Carol Burgess (neé Carol Merrill of “Let’s Make A Deal” TV-show fame) moved to Hawaii in the late 1980’s and quickly became an environmental activist. She founded Hawaii’s Coalition for Alternatives to Pesticides and successfully spearheaded herbicide-free parks and roadside trials on the island.
Burgess’ experiences are documented in the 1994 video “Herbicide-Free Parks & Roads,” showing that there are safer and more aesthetic alternatives to spraying island parks and roads with herbicides... see https://vimeo.com/128539294.
In “Herbicide-Free Parks,” Burgess interviews county officials and maintenance workers on how they met their objectives to create safe recreation areas, reduce toxic chemicals in the environment, provide scenic beauty and control soil erosion, all while staying within maintenance means.
Many benefits were achieved by eliminating herbicides from the five Keaukaha oceanfront parks in Hilo, said Burgess. These parks continue to be maintained without herbicides to this day, offering children the opportunity to run barefoot on the grass without their parents worrying that they’re absorbing chemicals. The ponds are clearer now that there’s no erosion from herbicided banks. There are no more brown, denuded areas around the trees, so there’s more space, and you can sit in beautiful green grass with your back up against a tree.
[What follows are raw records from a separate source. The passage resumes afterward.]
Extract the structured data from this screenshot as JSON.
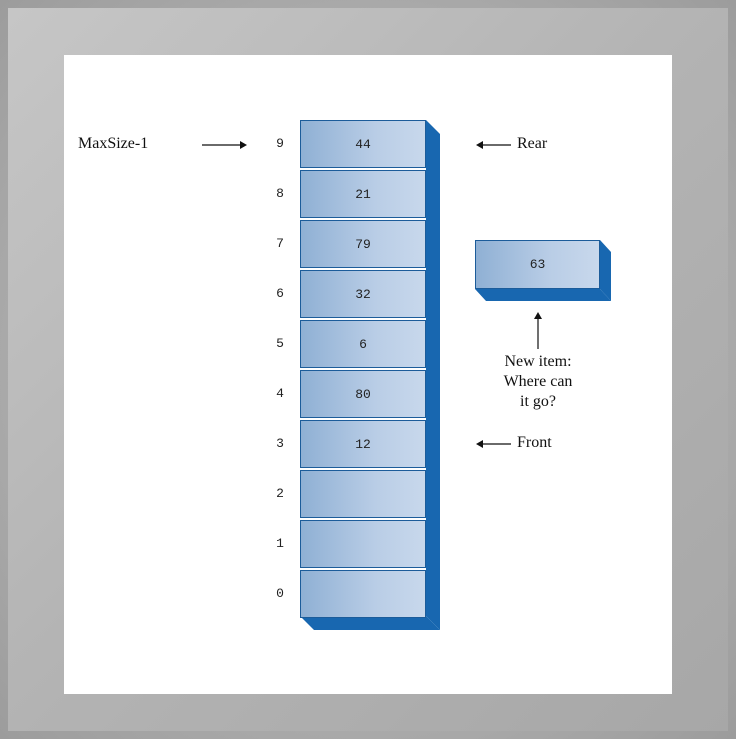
{
  "diagram": {
    "labels": {
      "maxsize": "MaxSize-1",
      "rear": "Rear",
      "front": "Front",
      "new_item_line1": "New item:",
      "new_item_line2": "Where can",
      "new_item_line3": "it go?"
    },
    "cells": [
      {
        "index": "9",
        "value": "44"
      },
      {
        "index": "8",
        "value": "21"
      },
      {
        "index": "7",
        "value": "79"
      },
      {
        "index": "6",
        "value": "32"
      },
      {
        "index": "5",
        "value": "6"
      },
      {
        "index": "4",
        "value": "80"
      },
      {
        "index": "3",
        "value": "12"
      },
      {
        "index": "2",
        "value": ""
      },
      {
        "index": "1",
        "value": ""
      },
      {
        "index": "0",
        "value": ""
      }
    ],
    "new_item_value": "63",
    "colors": {
      "cell_border": "#1c5c9a",
      "shadow": "#1867b0",
      "cell_fill_light": "#c8d8ec",
      "cell_fill_dark": "#8fb0d4"
    }
  }
}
“In the beginning, more work had to be done,” conceded Burgess. “But no more county employees had to be hired. Community volunteers assisted the staff with special projects.”
George Yoshida, then Director of Parks & Recreation, said “Maintaining the parks without herbicides takes more manpower, but herbicide-free parks have proved to be affordable, especially considering the money saved on purchasing and applying herbicides.”
The video offers suggestions on how parks throughout the county and state can be maintained in a similar manner. Some of the viable alternatives found were weed whacking and planting or encouraging already existing low-growing ground covers.
By just mowing or cutting weeds instead of poisoning them, a profusion of plant species replaced the one type of grass that grew when herbicides were regularly applied. According to Kahuna La’au Lapa’au Papa Henry Auwae and his assistant, Kana Isaacs, many of these “weeds” were plants that could be used for healing purposes.
Papa Henry Auwae appeared in the video holding a bunch of Hina Hina which he said he used to treat heart conditions, cancer and diabetes. It could become unavailable because of herbicide spraying. “This medicine is very important to the health of each individual who lives in Hawaii,” implored Papa Henry. “If our parks are not up to par and clean and away from pesticides, then we’re in a hell of a big problem…. I feel it’s important to keep our parks clean of any kind of chemicals that can hurt our young people in Hawaii.”
As more and more questions have arisen in recent years about the safety of RoundUp, these videos share important information to consider. Now living in Australia, Burgess is happy to hear that the herbicide-free parks continue to be maintained that way, but urges citizens to ask for greener, safer parks and roads across the island. “There’s no better time than now, when the county is short-staffed,” she has heard, “for citizens to get together and volunteer their efforts to improve the environment for themselves and their children.
“Weed killers not only destroy weeds,” explains Burgess, “marring the beauty of parks and roadsides, but they are cumulative and contribute to the ill health of all Earth's inhabitants... people and animals as well. We need to make every effort to eliminate them as fast as we can."
HCAP has evolved into the new organization, GREENER HAWAII, starting with new trial parks around the island of Hawaii.